## Activity
Exactly as they appear, copy the lines of the listing from the one containing "What's the underlying" through the final line, both included, and nothing else.

## Working data
● ● ●

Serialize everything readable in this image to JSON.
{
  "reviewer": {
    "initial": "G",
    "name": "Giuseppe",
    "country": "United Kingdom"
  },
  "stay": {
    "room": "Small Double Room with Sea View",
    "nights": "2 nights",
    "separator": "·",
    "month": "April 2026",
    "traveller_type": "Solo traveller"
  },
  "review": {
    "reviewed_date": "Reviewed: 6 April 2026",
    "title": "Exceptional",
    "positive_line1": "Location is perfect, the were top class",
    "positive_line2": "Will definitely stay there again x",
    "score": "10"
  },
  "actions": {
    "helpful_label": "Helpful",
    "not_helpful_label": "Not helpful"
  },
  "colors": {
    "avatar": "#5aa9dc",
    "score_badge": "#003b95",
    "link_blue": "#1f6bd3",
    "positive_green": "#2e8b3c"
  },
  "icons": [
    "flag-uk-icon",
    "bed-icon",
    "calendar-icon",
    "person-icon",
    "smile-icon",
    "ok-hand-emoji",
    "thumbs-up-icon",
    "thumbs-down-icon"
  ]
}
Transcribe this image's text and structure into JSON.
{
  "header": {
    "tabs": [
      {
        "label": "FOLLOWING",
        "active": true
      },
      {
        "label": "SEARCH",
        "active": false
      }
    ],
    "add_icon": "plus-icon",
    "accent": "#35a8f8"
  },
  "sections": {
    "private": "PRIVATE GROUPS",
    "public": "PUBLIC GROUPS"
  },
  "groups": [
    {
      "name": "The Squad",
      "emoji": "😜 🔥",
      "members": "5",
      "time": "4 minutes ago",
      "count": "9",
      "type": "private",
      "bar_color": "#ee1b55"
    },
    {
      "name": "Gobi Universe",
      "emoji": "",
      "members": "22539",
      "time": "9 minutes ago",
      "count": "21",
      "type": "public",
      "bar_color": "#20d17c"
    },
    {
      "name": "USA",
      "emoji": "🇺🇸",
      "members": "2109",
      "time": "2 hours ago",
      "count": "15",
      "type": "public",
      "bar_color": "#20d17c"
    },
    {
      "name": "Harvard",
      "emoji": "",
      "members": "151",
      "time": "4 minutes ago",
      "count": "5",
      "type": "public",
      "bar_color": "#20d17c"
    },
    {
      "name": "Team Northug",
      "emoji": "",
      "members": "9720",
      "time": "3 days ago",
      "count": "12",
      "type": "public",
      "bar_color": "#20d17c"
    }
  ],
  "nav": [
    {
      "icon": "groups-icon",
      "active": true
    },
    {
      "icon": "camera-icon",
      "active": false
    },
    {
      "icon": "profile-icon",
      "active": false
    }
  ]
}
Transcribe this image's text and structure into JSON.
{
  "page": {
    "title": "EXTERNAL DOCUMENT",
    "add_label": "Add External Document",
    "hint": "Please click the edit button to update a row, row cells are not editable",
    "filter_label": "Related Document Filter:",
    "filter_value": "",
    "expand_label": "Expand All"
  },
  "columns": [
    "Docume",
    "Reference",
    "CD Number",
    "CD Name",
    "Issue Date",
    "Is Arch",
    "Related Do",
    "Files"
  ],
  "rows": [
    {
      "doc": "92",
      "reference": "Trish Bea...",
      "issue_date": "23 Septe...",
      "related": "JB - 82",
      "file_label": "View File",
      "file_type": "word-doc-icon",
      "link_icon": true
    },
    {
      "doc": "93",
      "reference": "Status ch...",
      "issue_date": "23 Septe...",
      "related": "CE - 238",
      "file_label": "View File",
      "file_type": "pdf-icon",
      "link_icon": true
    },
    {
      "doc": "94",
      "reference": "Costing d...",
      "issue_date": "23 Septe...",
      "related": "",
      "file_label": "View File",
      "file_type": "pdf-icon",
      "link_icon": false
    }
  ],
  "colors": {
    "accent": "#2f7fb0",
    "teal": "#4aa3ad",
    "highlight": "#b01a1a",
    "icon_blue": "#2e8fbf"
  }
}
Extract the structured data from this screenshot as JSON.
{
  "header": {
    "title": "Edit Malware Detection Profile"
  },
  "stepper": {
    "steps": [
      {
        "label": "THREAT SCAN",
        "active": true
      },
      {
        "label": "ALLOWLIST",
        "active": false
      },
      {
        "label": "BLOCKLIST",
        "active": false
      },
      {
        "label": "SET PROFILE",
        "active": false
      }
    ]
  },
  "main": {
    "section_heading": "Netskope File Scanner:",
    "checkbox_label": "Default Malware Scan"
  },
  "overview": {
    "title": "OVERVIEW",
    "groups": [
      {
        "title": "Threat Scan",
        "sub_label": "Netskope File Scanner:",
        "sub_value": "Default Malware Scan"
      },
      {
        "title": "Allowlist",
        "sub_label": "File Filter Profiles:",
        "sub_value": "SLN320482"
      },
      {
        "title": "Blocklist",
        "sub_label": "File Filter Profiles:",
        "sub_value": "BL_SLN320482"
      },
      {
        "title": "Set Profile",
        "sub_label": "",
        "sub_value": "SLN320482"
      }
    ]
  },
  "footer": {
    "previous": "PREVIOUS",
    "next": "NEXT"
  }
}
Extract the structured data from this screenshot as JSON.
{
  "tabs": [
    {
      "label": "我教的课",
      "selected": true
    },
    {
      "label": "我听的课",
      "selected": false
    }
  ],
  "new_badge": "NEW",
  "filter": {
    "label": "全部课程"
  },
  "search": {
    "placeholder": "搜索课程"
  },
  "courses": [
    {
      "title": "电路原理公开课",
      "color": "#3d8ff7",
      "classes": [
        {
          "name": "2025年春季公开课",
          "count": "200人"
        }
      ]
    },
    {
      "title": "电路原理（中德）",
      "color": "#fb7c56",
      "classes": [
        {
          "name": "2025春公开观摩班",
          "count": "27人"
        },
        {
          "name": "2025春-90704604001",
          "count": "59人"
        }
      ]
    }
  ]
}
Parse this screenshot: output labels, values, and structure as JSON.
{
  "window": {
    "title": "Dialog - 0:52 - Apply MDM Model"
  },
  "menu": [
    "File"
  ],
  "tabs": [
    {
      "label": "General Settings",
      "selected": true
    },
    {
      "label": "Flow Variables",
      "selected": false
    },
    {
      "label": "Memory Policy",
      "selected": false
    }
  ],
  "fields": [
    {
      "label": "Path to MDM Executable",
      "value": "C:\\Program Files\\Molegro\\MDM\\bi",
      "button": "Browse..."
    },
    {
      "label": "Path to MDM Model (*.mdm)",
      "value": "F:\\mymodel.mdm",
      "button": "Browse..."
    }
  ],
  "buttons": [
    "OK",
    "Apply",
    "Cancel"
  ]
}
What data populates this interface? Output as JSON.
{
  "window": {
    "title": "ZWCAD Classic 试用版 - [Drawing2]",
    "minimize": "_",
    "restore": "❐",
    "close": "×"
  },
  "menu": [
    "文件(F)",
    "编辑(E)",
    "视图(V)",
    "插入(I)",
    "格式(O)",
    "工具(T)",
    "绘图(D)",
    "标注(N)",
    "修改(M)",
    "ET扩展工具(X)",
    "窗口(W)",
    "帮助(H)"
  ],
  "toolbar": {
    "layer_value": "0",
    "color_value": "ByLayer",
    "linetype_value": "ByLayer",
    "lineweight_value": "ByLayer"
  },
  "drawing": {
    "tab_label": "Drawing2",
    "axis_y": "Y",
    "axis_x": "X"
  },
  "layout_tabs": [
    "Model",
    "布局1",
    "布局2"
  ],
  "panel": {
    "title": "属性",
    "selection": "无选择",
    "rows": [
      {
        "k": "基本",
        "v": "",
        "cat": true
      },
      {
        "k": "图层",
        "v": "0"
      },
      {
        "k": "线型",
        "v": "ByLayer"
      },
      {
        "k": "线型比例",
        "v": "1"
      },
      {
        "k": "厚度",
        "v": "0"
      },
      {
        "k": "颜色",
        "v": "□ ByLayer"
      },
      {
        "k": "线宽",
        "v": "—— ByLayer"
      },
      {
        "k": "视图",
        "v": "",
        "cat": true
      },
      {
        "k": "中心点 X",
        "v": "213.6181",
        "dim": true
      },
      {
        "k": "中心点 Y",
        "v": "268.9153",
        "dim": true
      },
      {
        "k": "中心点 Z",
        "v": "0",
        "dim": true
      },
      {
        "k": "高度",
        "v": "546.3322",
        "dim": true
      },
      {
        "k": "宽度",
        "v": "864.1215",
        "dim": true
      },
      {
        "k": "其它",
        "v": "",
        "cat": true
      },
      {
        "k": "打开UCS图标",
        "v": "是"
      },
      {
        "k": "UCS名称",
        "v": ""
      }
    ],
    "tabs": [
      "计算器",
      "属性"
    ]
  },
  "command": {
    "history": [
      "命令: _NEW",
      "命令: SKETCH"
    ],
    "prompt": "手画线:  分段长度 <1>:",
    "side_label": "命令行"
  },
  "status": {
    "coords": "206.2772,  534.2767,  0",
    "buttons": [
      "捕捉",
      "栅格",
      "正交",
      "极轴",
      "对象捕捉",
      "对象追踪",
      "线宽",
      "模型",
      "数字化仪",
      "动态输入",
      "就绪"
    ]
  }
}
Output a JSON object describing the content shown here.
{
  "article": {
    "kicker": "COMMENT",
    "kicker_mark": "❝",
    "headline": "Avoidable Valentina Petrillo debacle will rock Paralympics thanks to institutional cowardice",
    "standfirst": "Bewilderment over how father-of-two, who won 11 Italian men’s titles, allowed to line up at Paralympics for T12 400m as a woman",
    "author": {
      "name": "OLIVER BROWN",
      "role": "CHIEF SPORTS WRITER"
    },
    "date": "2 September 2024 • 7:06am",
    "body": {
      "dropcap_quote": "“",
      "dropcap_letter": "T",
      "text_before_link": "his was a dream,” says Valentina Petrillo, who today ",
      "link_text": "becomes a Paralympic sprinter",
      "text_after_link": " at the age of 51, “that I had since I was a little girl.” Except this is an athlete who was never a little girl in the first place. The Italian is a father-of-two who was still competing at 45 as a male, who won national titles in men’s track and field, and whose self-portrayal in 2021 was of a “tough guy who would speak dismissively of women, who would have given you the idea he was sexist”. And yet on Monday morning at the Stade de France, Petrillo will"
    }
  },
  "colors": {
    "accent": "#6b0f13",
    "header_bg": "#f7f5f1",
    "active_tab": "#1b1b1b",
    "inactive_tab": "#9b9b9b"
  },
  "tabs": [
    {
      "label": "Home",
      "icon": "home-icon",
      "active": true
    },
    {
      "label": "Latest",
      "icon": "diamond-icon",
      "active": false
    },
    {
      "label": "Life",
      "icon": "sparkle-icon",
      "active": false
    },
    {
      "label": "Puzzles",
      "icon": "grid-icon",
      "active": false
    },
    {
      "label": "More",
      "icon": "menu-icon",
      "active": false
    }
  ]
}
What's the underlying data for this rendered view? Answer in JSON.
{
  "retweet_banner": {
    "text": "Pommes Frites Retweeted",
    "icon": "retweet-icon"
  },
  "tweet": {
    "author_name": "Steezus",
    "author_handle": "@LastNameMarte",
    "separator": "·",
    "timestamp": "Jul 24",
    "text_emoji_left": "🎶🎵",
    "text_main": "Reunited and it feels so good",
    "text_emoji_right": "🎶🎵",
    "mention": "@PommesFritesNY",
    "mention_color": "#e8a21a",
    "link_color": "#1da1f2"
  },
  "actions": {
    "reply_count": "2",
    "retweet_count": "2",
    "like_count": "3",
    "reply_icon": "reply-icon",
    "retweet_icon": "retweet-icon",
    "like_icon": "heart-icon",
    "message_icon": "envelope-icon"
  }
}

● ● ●

## Solution to this problem
What's the underlying data for this rendered view? Answer in JSON.
{
  "retweet_banner": {
    "text": "Pommes Frites Retweeted",
    "icon": "retweet-icon"
  },
  "tweet": {
    "author_name": "Steezus",
    "author_handle": "@LastNameMarte",
    "separator": "·",
    "timestamp": "Jul 24",
    "text_emoji_left": "🎶🎵",
    "text_main": "Reunited and it feels so good",
    "text_emoji_right": "🎶🎵",
    "mention": "@PommesFritesNY",
    "mention_color": "#e8a21a",
    "link_color": "#1da1f2"
  },
  "actions": {
    "reply_count": "2",
    "retweet_count": "2",
    "like_count": "3",
    "reply_icon": "reply-icon",
    "retweet_icon": "retweet-icon",
    "like_icon": "heart-icon",
    "message_icon": "envelope-icon"
  }
}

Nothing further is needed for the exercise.